Critics might argue that this seems like some kind of get-of-jail-free-card for past illegal, non-tax-paying tycoons. But a parliament could easily earmark the required fee of the tax transparency amnesty to specific health, education, or social commitments. For example, a parliamentary party could stipulate that all the money goes specifically for education: with certain percentages to teachers’ salaries, student scholarships, school buildings, school supplies, and so on. In this sense, one is even tempted to thank past companies and investors for not paying more taxes in the past, when everyone knew that that meant funding atrocities like state-sponsored rape. All that money saved from drab olive-green uniforms and Chinese-made ammunition in the past could be used for more productive activities today.
A “tax transparency amnesty” would not solve all of Myanmar’s economic woes. But it would alleviate some of the pent-up, hidden capital of many corporate entities and domestic investors. The new YSX would see an acceleration of new initial public offerings (IPOs) and domestic investors would have an outlet other than Yangon’s real-estate market or dollar-exchange trading to put their wealth.
Just as amnesties have been provide for the political realm, an amnesty is now required for the economic realm in Myanmar.
TF Rhoden is a PhD candidate in the Department of Political Science at Northern Illinois University and its Center for Southeast Asian Studies and Center for Burma Studies.

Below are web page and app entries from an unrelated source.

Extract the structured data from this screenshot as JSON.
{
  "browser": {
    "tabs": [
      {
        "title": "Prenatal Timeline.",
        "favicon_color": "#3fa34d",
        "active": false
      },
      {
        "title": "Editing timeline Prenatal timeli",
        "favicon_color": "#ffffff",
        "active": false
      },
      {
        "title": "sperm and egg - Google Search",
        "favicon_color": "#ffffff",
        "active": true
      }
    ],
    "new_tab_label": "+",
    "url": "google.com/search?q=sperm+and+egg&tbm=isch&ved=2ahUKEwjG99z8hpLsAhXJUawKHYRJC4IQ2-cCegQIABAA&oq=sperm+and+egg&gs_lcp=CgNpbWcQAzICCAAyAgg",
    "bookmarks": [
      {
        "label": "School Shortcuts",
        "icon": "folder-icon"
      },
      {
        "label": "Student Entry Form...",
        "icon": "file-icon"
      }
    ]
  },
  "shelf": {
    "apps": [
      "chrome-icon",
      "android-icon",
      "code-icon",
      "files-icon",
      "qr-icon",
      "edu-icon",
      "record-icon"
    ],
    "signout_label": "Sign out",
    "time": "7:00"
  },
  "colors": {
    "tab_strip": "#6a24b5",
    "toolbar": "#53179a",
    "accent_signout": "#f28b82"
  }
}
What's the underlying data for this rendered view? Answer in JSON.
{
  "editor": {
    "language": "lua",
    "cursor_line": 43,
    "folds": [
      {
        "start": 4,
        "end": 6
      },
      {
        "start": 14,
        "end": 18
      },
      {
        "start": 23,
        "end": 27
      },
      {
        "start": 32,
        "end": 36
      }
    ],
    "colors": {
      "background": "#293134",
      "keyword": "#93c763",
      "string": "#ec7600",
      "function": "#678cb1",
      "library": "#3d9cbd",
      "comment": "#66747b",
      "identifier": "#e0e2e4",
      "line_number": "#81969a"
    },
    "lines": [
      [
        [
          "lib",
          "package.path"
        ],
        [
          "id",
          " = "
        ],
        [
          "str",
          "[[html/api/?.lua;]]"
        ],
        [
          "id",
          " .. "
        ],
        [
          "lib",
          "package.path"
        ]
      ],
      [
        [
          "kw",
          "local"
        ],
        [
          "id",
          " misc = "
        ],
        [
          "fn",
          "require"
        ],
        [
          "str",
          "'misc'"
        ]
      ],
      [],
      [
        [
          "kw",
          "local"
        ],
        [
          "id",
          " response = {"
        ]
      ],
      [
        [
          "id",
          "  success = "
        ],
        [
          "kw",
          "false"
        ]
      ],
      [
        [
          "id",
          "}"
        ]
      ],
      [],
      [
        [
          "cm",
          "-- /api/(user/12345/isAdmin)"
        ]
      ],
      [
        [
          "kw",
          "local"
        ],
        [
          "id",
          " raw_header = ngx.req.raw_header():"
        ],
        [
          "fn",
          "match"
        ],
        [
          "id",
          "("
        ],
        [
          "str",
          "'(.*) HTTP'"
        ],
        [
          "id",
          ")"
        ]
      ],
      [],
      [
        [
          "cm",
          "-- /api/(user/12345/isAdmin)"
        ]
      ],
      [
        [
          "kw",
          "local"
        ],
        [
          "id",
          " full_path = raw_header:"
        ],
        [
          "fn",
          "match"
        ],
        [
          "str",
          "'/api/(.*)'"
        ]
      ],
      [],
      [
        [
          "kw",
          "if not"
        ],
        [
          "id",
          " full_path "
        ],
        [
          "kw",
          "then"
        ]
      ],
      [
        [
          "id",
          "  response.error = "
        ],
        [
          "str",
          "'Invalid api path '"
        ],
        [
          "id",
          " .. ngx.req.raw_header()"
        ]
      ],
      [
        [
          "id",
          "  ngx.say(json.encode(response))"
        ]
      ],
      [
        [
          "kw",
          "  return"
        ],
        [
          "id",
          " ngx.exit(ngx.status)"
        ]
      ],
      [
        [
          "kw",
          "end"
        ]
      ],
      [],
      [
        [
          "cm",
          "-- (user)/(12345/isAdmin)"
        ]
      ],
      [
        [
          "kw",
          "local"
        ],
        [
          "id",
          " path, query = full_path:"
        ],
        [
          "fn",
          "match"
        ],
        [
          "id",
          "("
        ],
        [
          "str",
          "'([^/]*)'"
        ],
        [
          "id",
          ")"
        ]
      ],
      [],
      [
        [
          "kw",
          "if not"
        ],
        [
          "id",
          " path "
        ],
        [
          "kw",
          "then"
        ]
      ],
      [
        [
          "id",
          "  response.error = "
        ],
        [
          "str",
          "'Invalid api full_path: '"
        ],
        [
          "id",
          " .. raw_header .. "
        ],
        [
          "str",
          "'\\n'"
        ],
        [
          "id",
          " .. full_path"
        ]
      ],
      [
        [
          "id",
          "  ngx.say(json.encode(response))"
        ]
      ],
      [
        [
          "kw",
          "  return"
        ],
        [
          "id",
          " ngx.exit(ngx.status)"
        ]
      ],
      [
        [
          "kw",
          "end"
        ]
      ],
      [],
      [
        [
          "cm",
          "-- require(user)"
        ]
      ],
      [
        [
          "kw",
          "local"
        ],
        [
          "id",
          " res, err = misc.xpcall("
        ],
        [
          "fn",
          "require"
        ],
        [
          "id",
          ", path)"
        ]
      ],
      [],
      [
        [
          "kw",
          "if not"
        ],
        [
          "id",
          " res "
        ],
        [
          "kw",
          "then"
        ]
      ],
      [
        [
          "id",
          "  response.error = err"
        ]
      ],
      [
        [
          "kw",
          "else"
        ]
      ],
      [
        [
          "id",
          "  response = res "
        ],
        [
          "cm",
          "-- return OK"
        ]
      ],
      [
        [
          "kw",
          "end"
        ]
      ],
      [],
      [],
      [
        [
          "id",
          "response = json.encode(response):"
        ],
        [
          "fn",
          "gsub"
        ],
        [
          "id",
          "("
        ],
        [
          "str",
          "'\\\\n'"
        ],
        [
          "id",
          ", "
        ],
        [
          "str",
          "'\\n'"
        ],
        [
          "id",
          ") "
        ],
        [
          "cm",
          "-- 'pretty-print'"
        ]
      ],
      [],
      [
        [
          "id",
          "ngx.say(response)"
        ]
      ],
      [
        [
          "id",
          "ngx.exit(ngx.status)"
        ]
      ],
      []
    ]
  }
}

Rhoden will be presenting the paper ‘Yangon’s New Stock Exchange in Comparative Analysis’ at the International Conference on Burma/Myanmar Studies, Burma/Myanmar in Transition: Connectivity, Changes and Challenges at Chiang Mai University, 24-26 July 2015.